- **Assigned task**: Using the records below, find every line that includes "address" and copy it.

- **Input data**:
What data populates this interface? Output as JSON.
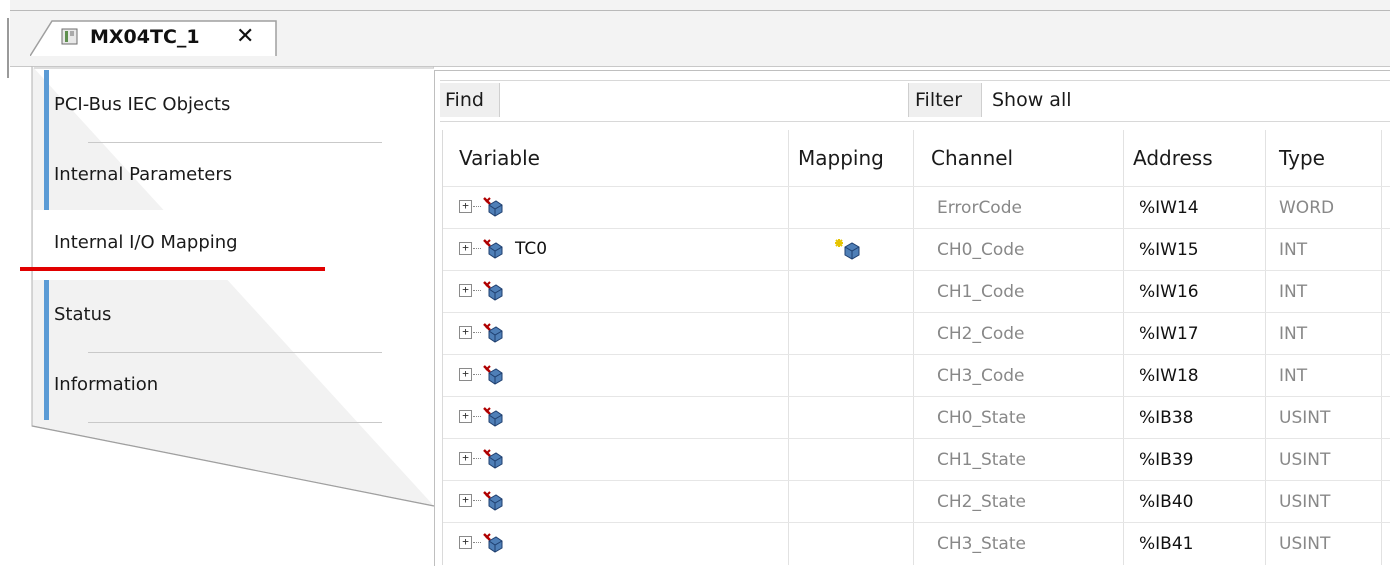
{
  "editor_tab": {
    "title": "MX04TC_1",
    "close_icon": "close-icon",
    "icon": "device-icon"
  },
  "nav": {
    "items": [
      {
        "label": "PCI-Bus IEC Objects",
        "active": false
      },
      {
        "label": "Internal Parameters",
        "active": false
      },
      {
        "label": "Internal I/O Mapping",
        "active": true
      },
      {
        "label": "Status",
        "active": false
      },
      {
        "label": "Information",
        "active": false
      }
    ],
    "accent_color": "#5b9bd5",
    "highlight_color": "#e10000"
  },
  "toolbar": {
    "find_label": "Find",
    "find_value": "",
    "filter_label": "Filter",
    "filter_value": "Show all"
  },
  "table": {
    "headers": {
      "variable": "Variable",
      "mapping": "Mapping",
      "channel": "Channel",
      "address": "Address",
      "type": "Type"
    },
    "rows": [
      {
        "variable": "",
        "mapping": false,
        "channel": "ErrorCode",
        "address": "%IW14",
        "type": "WORD"
      },
      {
        "variable": "TC0",
        "mapping": true,
        "channel": "CH0_Code",
        "address": "%IW15",
        "type": "INT"
      },
      {
        "variable": "",
        "mapping": false,
        "channel": "CH1_Code",
        "address": "%IW16",
        "type": "INT"
      },
      {
        "variable": "",
        "mapping": false,
        "channel": "CH2_Code",
        "address": "%IW17",
        "type": "INT"
      },
      {
        "variable": "",
        "mapping": false,
        "channel": "CH3_Code",
        "address": "%IW18",
        "type": "INT"
      },
      {
        "variable": "",
        "mapping": false,
        "channel": "CH0_State",
        "address": "%IB38",
        "type": "USINT"
      },
      {
        "variable": "",
        "mapping": false,
        "channel": "CH1_State",
        "address": "%IB39",
        "type": "USINT"
      },
      {
        "variable": "",
        "mapping": false,
        "channel": "CH2_State",
        "address": "%IB40",
        "type": "USINT"
      },
      {
        "variable": "",
        "mapping": false,
        "channel": "CH3_State",
        "address": "%IB41",
        "type": "USINT"
      }
    ]
  },
  "icons": {
    "expand": "expand-plus-icon",
    "input_variable": "input-variable-icon",
    "mapping": "new-variable-mapping-icon"
  }
}
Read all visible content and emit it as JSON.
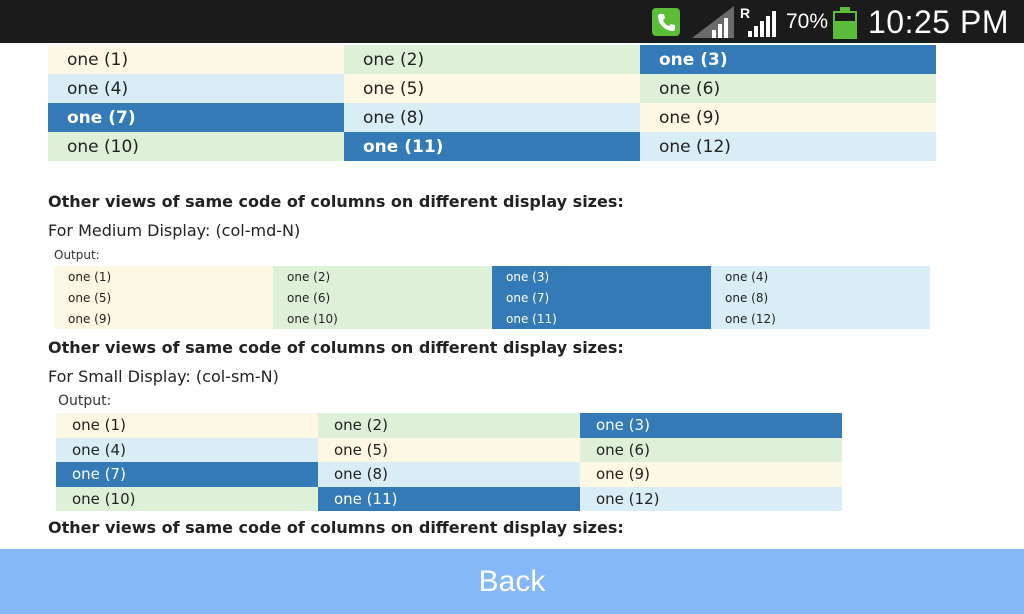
{
  "status_bar": {
    "battery_percent": "70%",
    "time": "10:25 PM",
    "roaming_indicator": "R",
    "icons": [
      "phone-call-icon",
      "wifi-icon",
      "signal-icon",
      "battery-icon"
    ],
    "colors": {
      "background": "#1b1b1b",
      "accent": "#5bbd3a"
    }
  },
  "section1": {
    "grid": [
      {
        "label": "one (1)",
        "style": "cream"
      },
      {
        "label": "one (2)",
        "style": "green"
      },
      {
        "label": "one (3)",
        "style": "dark"
      },
      {
        "label": "one (4)",
        "style": "blue"
      },
      {
        "label": "one (5)",
        "style": "cream"
      },
      {
        "label": "one (6)",
        "style": "green"
      },
      {
        "label": "one (7)",
        "style": "dark"
      },
      {
        "label": "one (8)",
        "style": "blue"
      },
      {
        "label": "one (9)",
        "style": "cream"
      },
      {
        "label": "one (10)",
        "style": "green"
      },
      {
        "label": "one (11)",
        "style": "dark"
      },
      {
        "label": "one (12)",
        "style": "blue"
      }
    ]
  },
  "section2": {
    "heading": "Other views of same code of columns on different display sizes:",
    "subtitle": "For Medium Display: (col-md-N)",
    "output_label": "Output:",
    "grid": [
      {
        "label": "one (1)",
        "style": "cream"
      },
      {
        "label": "one (2)",
        "style": "green"
      },
      {
        "label": "one (3)",
        "style": "dark"
      },
      {
        "label": "one (4)",
        "style": "blue"
      },
      {
        "label": "one (5)",
        "style": "cream"
      },
      {
        "label": "one (6)",
        "style": "green"
      },
      {
        "label": "one (7)",
        "style": "dark"
      },
      {
        "label": "one (8)",
        "style": "blue"
      },
      {
        "label": "one (9)",
        "style": "cream"
      },
      {
        "label": "one (10)",
        "style": "green"
      },
      {
        "label": "one (11)",
        "style": "dark"
      },
      {
        "label": "one (12)",
        "style": "blue"
      }
    ]
  },
  "section3": {
    "heading": "Other views of same code of columns on different display sizes:",
    "subtitle": "For Small Display: (col-sm-N)",
    "output_label": "Output:",
    "grid": [
      {
        "label": "one (1)",
        "style": "cream"
      },
      {
        "label": "one (2)",
        "style": "green"
      },
      {
        "label": "one (3)",
        "style": "dark"
      },
      {
        "label": "one (4)",
        "style": "blue"
      },
      {
        "label": "one (5)",
        "style": "cream"
      },
      {
        "label": "one (6)",
        "style": "green"
      },
      {
        "label": "one (7)",
        "style": "dark"
      },
      {
        "label": "one (8)",
        "style": "blue"
      },
      {
        "label": "one (9)",
        "style": "cream"
      },
      {
        "label": "one (10)",
        "style": "green"
      },
      {
        "label": "one (11)",
        "style": "dark"
      },
      {
        "label": "one (12)",
        "style": "blue"
      }
    ]
  },
  "section4": {
    "heading": "Other views of same code of columns on different display sizes:"
  },
  "back_button": {
    "label": "Back",
    "color": "#84b8f8"
  },
  "cell_colors": {
    "cream": "#fcf8e3",
    "green": "#dff0d8",
    "blue": "#d9edf7",
    "dark": "#337ab7"
  }
}
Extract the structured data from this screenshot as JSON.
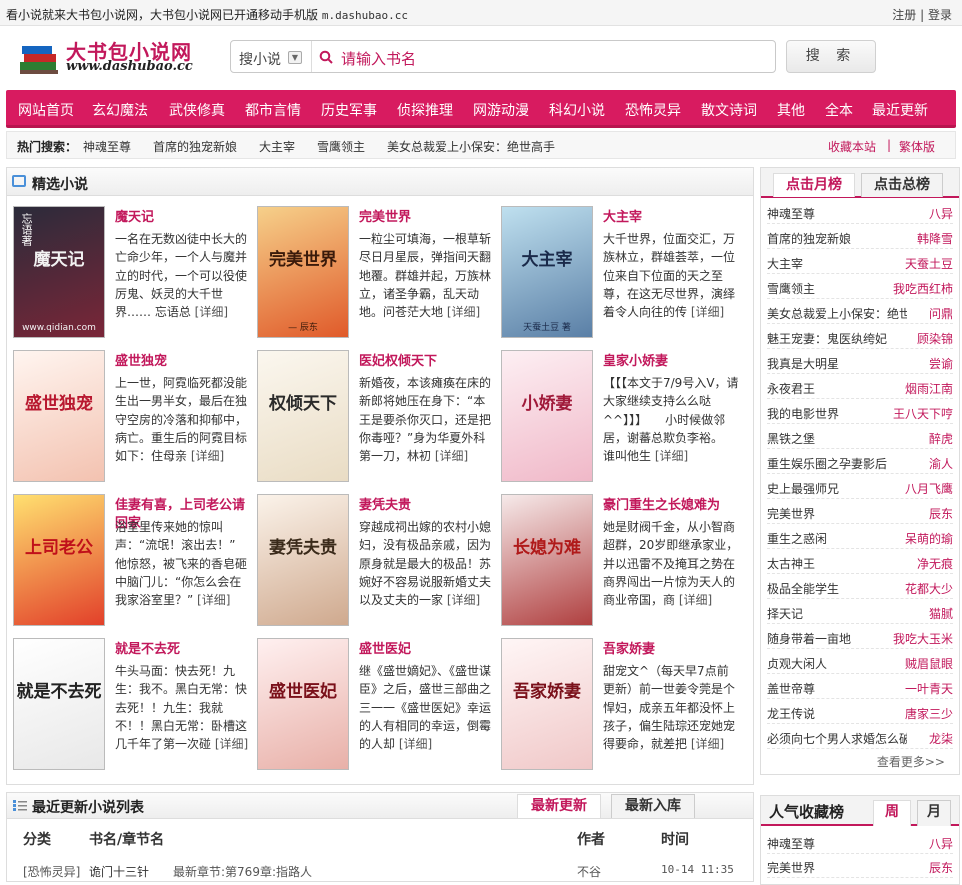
{
  "topbar": {
    "slogan": "看小说就来大书包小说网，大书包小说网已开通移动手机版",
    "mobile_url": "m.dashubao.cc",
    "register": "注册",
    "sep": "|",
    "login": "登录"
  },
  "logo": {
    "title": "大书包小说网",
    "url": "www.dashubao.cc"
  },
  "search": {
    "scope": "搜小说",
    "placeholder": "请输入书名",
    "button": "搜 索"
  },
  "nav": [
    "网站首页",
    "玄幻魔法",
    "武侠修真",
    "都市言情",
    "历史军事",
    "侦探推理",
    "网游动漫",
    "科幻小说",
    "恐怖灵异",
    "散文诗词",
    "其他",
    "全本",
    "最近更新"
  ],
  "hot": {
    "label": "热门搜索：",
    "items": [
      "神魂至尊",
      "首席的独宠新娘",
      "大主宰",
      "雪鹰领主",
      "美女总裁爱上小保安：绝世高手"
    ],
    "bookmark": "收藏本站",
    "sep": "|",
    "traditional": "繁体版"
  },
  "featured": {
    "title": "精选小说",
    "books": [
      {
        "title": "魔天记",
        "cover": "魔天记",
        "cover_top": "忘语著",
        "cover_footer": "www.qidian.com",
        "desc": "一名在无数凶徒中长大的亡命少年，一个人与魔并立的时代，一个可以役使厉鬼、妖灵的大千世界…… 忘语总",
        "more": "[详细]"
      },
      {
        "title": "完美世界",
        "cover": "完美世界",
        "cover_top": "",
        "cover_footer": "— 辰东",
        "desc": "一粒尘可填海，一根草斩尽日月星辰，弹指间天翻地覆。群雄并起，万族林立，诸圣争霸，乱天动地。问苍茫大地",
        "more": "[详细]"
      },
      {
        "title": "大主宰",
        "cover": "大主宰",
        "cover_top": "",
        "cover_footer": "天蚕土豆 著",
        "desc": "大千世界，位面交汇，万族林立，群雄荟萃，一位位来自下位面的天之至尊，在这无尽世界，演绎着令人向往的传",
        "more": "[详细]"
      },
      {
        "title": "盛世独宠",
        "cover": "盛世独宠",
        "cover_top": "",
        "cover_footer": "",
        "desc": "上一世，阿霓临死都没能生出一男半女，最后在独守空房的冷落和抑郁中，病亡。重生后的阿霓目标如下：住母亲",
        "more": "[详细]"
      },
      {
        "title": "医妃权倾天下",
        "cover": "权倾天下",
        "cover_top": "",
        "cover_footer": "",
        "desc": "新婚夜，本该瘫痪在床的新郎将她压在身下：“本王是要杀你灭口，还是把你毒哑？”身为华夏外科第一刀，林初",
        "more": "[详细]"
      },
      {
        "title": "皇家小娇妻",
        "cover": "小娇妻",
        "cover_top": "",
        "cover_footer": "",
        "desc": "【【【本文于7/9号入V，请大家继续支持么么哒^^】】】　　小时候做邻居，谢蕃总欺负李裕。　谁叫他生",
        "more": "[详细]"
      },
      {
        "title": "佳妻有喜，上司老公请回家",
        "cover": "上司老公",
        "cover_top": "",
        "cover_footer": "",
        "desc": "浴室里传来她的惊叫声：“流氓！滚出去！”　他惊怒，被飞来的香皂砸中脑门儿：“你怎么会在我家浴室里？”",
        "more": "[详细]"
      },
      {
        "title": "妻凭夫贵",
        "cover": "妻凭夫贵",
        "cover_top": "",
        "cover_footer": "",
        "desc": "穿越成祠出嫁的农村小媳妇，没有极品亲戚，因为原身就是最大的极品！苏婉好不容易说服新婚丈夫以及丈夫的一家",
        "more": "[详细]"
      },
      {
        "title": "豪门重生之长媳难为",
        "cover": "长媳为难",
        "cover_top": "",
        "cover_footer": "",
        "desc": "她是财阀千金，从小智商超群，20岁即继承家业，并以迅雷不及掩耳之势在商界闯出一片惊为天人的商业帝国，商",
        "more": "[详细]"
      },
      {
        "title": "就是不去死",
        "cover": "就是不去死",
        "cover_top": "",
        "cover_footer": "",
        "desc": "牛头马面：快去死！九生：我不。黑白无常：快去死！！九生：我就不！！黑白无常：卧槽这几千年了第一次碰",
        "more": "[详细]"
      },
      {
        "title": "盛世医妃",
        "cover": "盛世医妃",
        "cover_top": "",
        "cover_footer": "",
        "desc": "继《盛世嫡妃》、《盛世谋臣》之后，盛世三部曲之三一一《盛世医妃》幸运的人有相同的幸运，倒霉的人却",
        "more": "[详细]"
      },
      {
        "title": "吾家娇妻",
        "cover": "吾家娇妻",
        "cover_top": "",
        "cover_footer": "",
        "desc": "甜宠文^（每天早7点前更新）前一世姜令莞是个悍妇，成亲五年都没怀上孩子，偏生陆琮还宠她宠得要命，就差把",
        "more": "[详细]"
      }
    ]
  },
  "rank": {
    "tab_month": "点击月榜",
    "tab_total": "点击总榜",
    "items": [
      {
        "book": "神魂至尊",
        "author": "八异"
      },
      {
        "book": "首席的独宠新娘",
        "author": "韩降雪"
      },
      {
        "book": "大主宰",
        "author": "天蚕土豆"
      },
      {
        "book": "雪鹰领主",
        "author": "我吃西红柿"
      },
      {
        "book": "美女总裁爱上小保安：绝世高手",
        "author": "问鼎"
      },
      {
        "book": "魅王宠妻：鬼医纨绔妃",
        "author": "顾染锦"
      },
      {
        "book": "我真是大明星",
        "author": "尝谕"
      },
      {
        "book": "永夜君王",
        "author": "烟雨江南"
      },
      {
        "book": "我的电影世界",
        "author": "王八天下哼"
      },
      {
        "book": "黑铁之堡",
        "author": "醉虎"
      },
      {
        "book": "重生娱乐圈之孕妻影后",
        "author": "渝人"
      },
      {
        "book": "史上最强师兄",
        "author": "八月飞鹰"
      },
      {
        "book": "完美世界",
        "author": "辰东"
      },
      {
        "book": "重生之惑闲",
        "author": "呆萌的瑜"
      },
      {
        "book": "太古神王",
        "author": "净无痕"
      },
      {
        "book": "极品全能学生",
        "author": "花都大少"
      },
      {
        "book": "择天记",
        "author": "猫腻"
      },
      {
        "book": "随身带着一亩地",
        "author": "我吃大玉米"
      },
      {
        "book": "贞观大闲人",
        "author": "贼眉鼠眼"
      },
      {
        "book": "盖世帝尊",
        "author": "一叶青天"
      },
      {
        "book": "龙王传说",
        "author": "唐家三少"
      },
      {
        "book": "必须向七个男人求婚怎么破！",
        "author": "龙柒"
      }
    ],
    "more": "查看更多>>"
  },
  "latest": {
    "title": "最近更新小说列表",
    "tab_update": "最新更新",
    "tab_new": "最新入库",
    "col_cat": "分类",
    "col_book": "书名/章节名",
    "col_author": "作者",
    "col_time": "时间",
    "rows": [
      {
        "cat": "[恐怖灵异]",
        "book": "诡门十三针",
        "chapter": "最新章节:第769章:指路人",
        "author": "不谷",
        "time": "10-14 11:35"
      }
    ]
  },
  "popular": {
    "title": "人气收藏榜",
    "tab_week": "周",
    "tab_month": "月",
    "items": [
      {
        "book": "神魂至尊",
        "author": "八异"
      },
      {
        "book": "完美世界",
        "author": "辰东"
      }
    ]
  },
  "colors": {
    "brand": "#d81b60",
    "accent": "#c2185b"
  }
}
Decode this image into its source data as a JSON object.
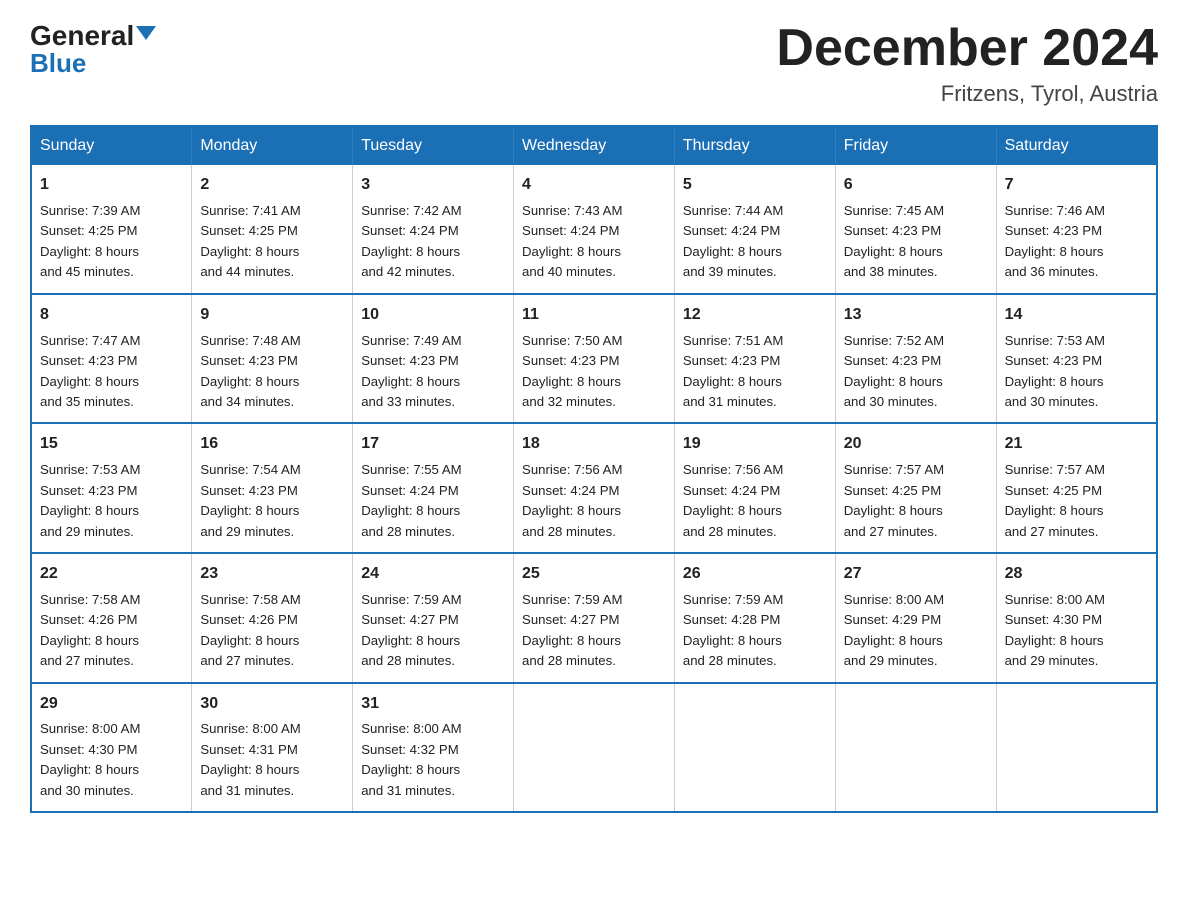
{
  "header": {
    "logo_general": "General",
    "logo_blue": "Blue",
    "month_title": "December 2024",
    "location": "Fritzens, Tyrol, Austria"
  },
  "days_of_week": [
    "Sunday",
    "Monday",
    "Tuesday",
    "Wednesday",
    "Thursday",
    "Friday",
    "Saturday"
  ],
  "weeks": [
    [
      {
        "day": "1",
        "sunrise": "7:39 AM",
        "sunset": "4:25 PM",
        "daylight": "8 hours and 45 minutes."
      },
      {
        "day": "2",
        "sunrise": "7:41 AM",
        "sunset": "4:25 PM",
        "daylight": "8 hours and 44 minutes."
      },
      {
        "day": "3",
        "sunrise": "7:42 AM",
        "sunset": "4:24 PM",
        "daylight": "8 hours and 42 minutes."
      },
      {
        "day": "4",
        "sunrise": "7:43 AM",
        "sunset": "4:24 PM",
        "daylight": "8 hours and 40 minutes."
      },
      {
        "day": "5",
        "sunrise": "7:44 AM",
        "sunset": "4:24 PM",
        "daylight": "8 hours and 39 minutes."
      },
      {
        "day": "6",
        "sunrise": "7:45 AM",
        "sunset": "4:23 PM",
        "daylight": "8 hours and 38 minutes."
      },
      {
        "day": "7",
        "sunrise": "7:46 AM",
        "sunset": "4:23 PM",
        "daylight": "8 hours and 36 minutes."
      }
    ],
    [
      {
        "day": "8",
        "sunrise": "7:47 AM",
        "sunset": "4:23 PM",
        "daylight": "8 hours and 35 minutes."
      },
      {
        "day": "9",
        "sunrise": "7:48 AM",
        "sunset": "4:23 PM",
        "daylight": "8 hours and 34 minutes."
      },
      {
        "day": "10",
        "sunrise": "7:49 AM",
        "sunset": "4:23 PM",
        "daylight": "8 hours and 33 minutes."
      },
      {
        "day": "11",
        "sunrise": "7:50 AM",
        "sunset": "4:23 PM",
        "daylight": "8 hours and 32 minutes."
      },
      {
        "day": "12",
        "sunrise": "7:51 AM",
        "sunset": "4:23 PM",
        "daylight": "8 hours and 31 minutes."
      },
      {
        "day": "13",
        "sunrise": "7:52 AM",
        "sunset": "4:23 PM",
        "daylight": "8 hours and 30 minutes."
      },
      {
        "day": "14",
        "sunrise": "7:53 AM",
        "sunset": "4:23 PM",
        "daylight": "8 hours and 30 minutes."
      }
    ],
    [
      {
        "day": "15",
        "sunrise": "7:53 AM",
        "sunset": "4:23 PM",
        "daylight": "8 hours and 29 minutes."
      },
      {
        "day": "16",
        "sunrise": "7:54 AM",
        "sunset": "4:23 PM",
        "daylight": "8 hours and 29 minutes."
      },
      {
        "day": "17",
        "sunrise": "7:55 AM",
        "sunset": "4:24 PM",
        "daylight": "8 hours and 28 minutes."
      },
      {
        "day": "18",
        "sunrise": "7:56 AM",
        "sunset": "4:24 PM",
        "daylight": "8 hours and 28 minutes."
      },
      {
        "day": "19",
        "sunrise": "7:56 AM",
        "sunset": "4:24 PM",
        "daylight": "8 hours and 28 minutes."
      },
      {
        "day": "20",
        "sunrise": "7:57 AM",
        "sunset": "4:25 PM",
        "daylight": "8 hours and 27 minutes."
      },
      {
        "day": "21",
        "sunrise": "7:57 AM",
        "sunset": "4:25 PM",
        "daylight": "8 hours and 27 minutes."
      }
    ],
    [
      {
        "day": "22",
        "sunrise": "7:58 AM",
        "sunset": "4:26 PM",
        "daylight": "8 hours and 27 minutes."
      },
      {
        "day": "23",
        "sunrise": "7:58 AM",
        "sunset": "4:26 PM",
        "daylight": "8 hours and 27 minutes."
      },
      {
        "day": "24",
        "sunrise": "7:59 AM",
        "sunset": "4:27 PM",
        "daylight": "8 hours and 28 minutes."
      },
      {
        "day": "25",
        "sunrise": "7:59 AM",
        "sunset": "4:27 PM",
        "daylight": "8 hours and 28 minutes."
      },
      {
        "day": "26",
        "sunrise": "7:59 AM",
        "sunset": "4:28 PM",
        "daylight": "8 hours and 28 minutes."
      },
      {
        "day": "27",
        "sunrise": "8:00 AM",
        "sunset": "4:29 PM",
        "daylight": "8 hours and 29 minutes."
      },
      {
        "day": "28",
        "sunrise": "8:00 AM",
        "sunset": "4:30 PM",
        "daylight": "8 hours and 29 minutes."
      }
    ],
    [
      {
        "day": "29",
        "sunrise": "8:00 AM",
        "sunset": "4:30 PM",
        "daylight": "8 hours and 30 minutes."
      },
      {
        "day": "30",
        "sunrise": "8:00 AM",
        "sunset": "4:31 PM",
        "daylight": "8 hours and 31 minutes."
      },
      {
        "day": "31",
        "sunrise": "8:00 AM",
        "sunset": "4:32 PM",
        "daylight": "8 hours and 31 minutes."
      },
      null,
      null,
      null,
      null
    ]
  ],
  "labels": {
    "sunrise": "Sunrise:",
    "sunset": "Sunset:",
    "daylight": "Daylight:"
  }
}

- **Response area**:
      "address": "Address",
        "address": "%IW14",
        "address": "%IW15",
        "address": "%IW16",
        "address": "%IW17",
        "address": "%IW18",
        "address": "%IB38",
        "address": "%IB39",
        "address": "%IB40",
        "address": "%IB41",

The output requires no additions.